Isn’t that what they say? I’m changing some habits in the gym. Some I’m changing by choice. Some are evolving of their own volition. We’ll see how they go.

The first habit that needs to change is the 200 Air Squats every Christmas season. I’ve done this one every year for three years. Each year I get a bit faster, but next year, I’m starting a new tradition and picking a different WOD.

200 air squats leaves me borderline debilitated for DAYS afterward. For 3 days after completing that workout, I don’t trust my own legs to carry me down stairs one step at a time. I need to two foot every step. It’s completely counterproductive because I don’t work out for a complete week after doing this one. During the holiday season when my eating habits are at their most lax, this is definitely counter productive. As I said on Facebook today, today was “time to pay the piper, and the butcher and the baker…especially the baker.” Next year I’m looking for a new body weight benchmark for the holidays.

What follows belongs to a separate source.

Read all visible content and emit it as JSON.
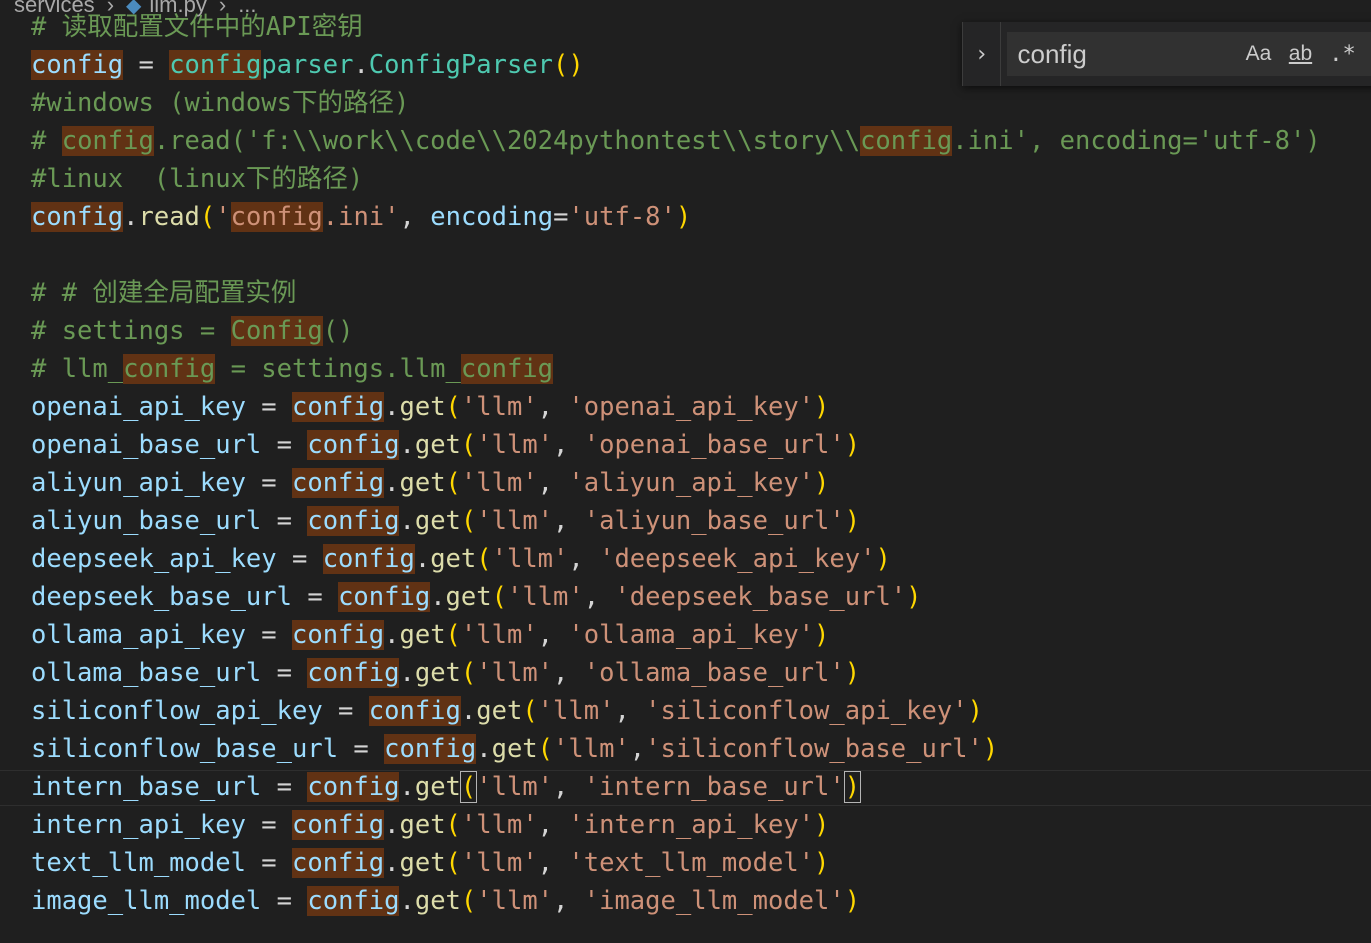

One thing I’m changing in the gym is I no longer step up to the rack or the barbell immediately after some one directly beside or in front of me misses their lift. It sounds purely superstitious I realize, but hear me out. I don’t think it’s completely irrational.

I try as hard as any body to be positive when I step up to a bar for a heavy lift. But the reality is there are thoughts creeping around in my brain that don’t necessarily inspire confidence.

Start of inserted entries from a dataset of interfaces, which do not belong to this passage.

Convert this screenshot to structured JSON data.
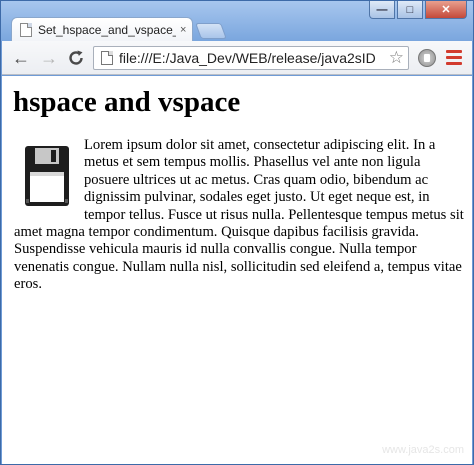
{
  "window": {
    "tab_title": "Set_hspace_and_vspace_A",
    "tab_title_fade": "...",
    "tab_close": "×",
    "controls": {
      "minimize": "—",
      "maximize": "□",
      "close": "✕"
    }
  },
  "toolbar": {
    "back": "←",
    "forward": "→",
    "reload": "C",
    "url": "file:///E:/Java_Dev/WEB/release/java2sID",
    "star": "☆",
    "accent_color": "#d23b2e"
  },
  "page": {
    "heading": "hspace and vspace",
    "image_icon": "floppy-disk-icon",
    "paragraph": "Lorem ipsum dolor sit amet, consectetur adipiscing elit. In a metus et sem tempus mollis. Phasellus vel ante non ligula posuere ultrices ut ac metus. Cras quam odio, bibendum ac dignissim pulvinar, sodales eget justo. Ut eget neque est, in tempor tellus. Fusce ut risus nulla. Pellentesque tempus metus sit amet magna tempor condimentum. Quisque dapibus facilisis gravida. Suspendisse vehicula mauris id nulla convallis congue. Nulla tempor venenatis congue. Nullam nulla nisl, sollicitudin sed eleifend a, tempus vitae eros.",
    "watermark": "www.java2s.com"
  }
}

“That’s a lot of weight.”

“I’ve never lifted this much before.”

“That last rep was heavy.”

I can minimize those thoughts. I haven’t yet been able to eliminate them. With those things niggling around in my brain, I don’t want the last image in my mind to be neighbor failing. That’s completely counterproductive.

So what do I do? I go for a walk. If a neighbor misses an attempt before I take my turn, I head to the water fountain, maybe the chalk bucket too. Maybe I just go and stare out the front window, stop and retie my shoe laces, whatever. Just anything to take a moment and let that image of that miss ebb away and reset the mental image of me hitting my next attempt and bring that to the forefront of my brain.

Does it help? I believe it did today. I matched my all time high on the back squat at 305#! I haven’t seen that number in a LONG time.

The other conscious change I’m trying to make is no more shaking my head no in the gym. Often when things don’t go my way during a lift or a WOD, I shake my head no. The funny part is that it’s a ‘destructive’ manifestation of what I feel are actually constructive thoughts. When I miss a lift, most of the time the thought running through my head is something along the lines of “don’t accept that failure. Reject the frustration. Do it again.” Still it manifests itself physically as an action with a negative connotation.

So I’ve made the choice now, no matter what happens to nod up and down. “Yes, that just happened. Accept it and move on. Figure out what went wrong and fix it!”

It may seem a trivial thing, but I’ve read a bit about positive self-talk and I’ve tried to embrace it. Now I’m trying to take the next step to take that positive inner dialogue outward and reinforce it physically.

I think it helped this morning when I split my shin open missing a 30″ box jump during the METCON. As soon as my shin slammed the box, I nodded and said to myself, “Yup, that just happened. You’re cut, but you’re still on your feet. You’re all right.”

I was bleeding, but it wasn’t severe at all. I was able to set my feet, take three fast breaths and get the very next jump.

It will be interesting to see if these particular quirks can become habits and if they’ll have a long term impact.

What about you folks? Anyone else have particular pre-lift habits or routines they follow?

Just for the sake of record keeping the METCON was 10-8-6-4-2, Hang Power Cleans at 75% and 30″ box jumps. I scaled the cleans to 65% at 135. Final time was 7:21. For what that’s worth, I had finished the last jump, sat down on the floor with my back to the clock and was examining my bleeding shin before it actually occurred to me to check the clock.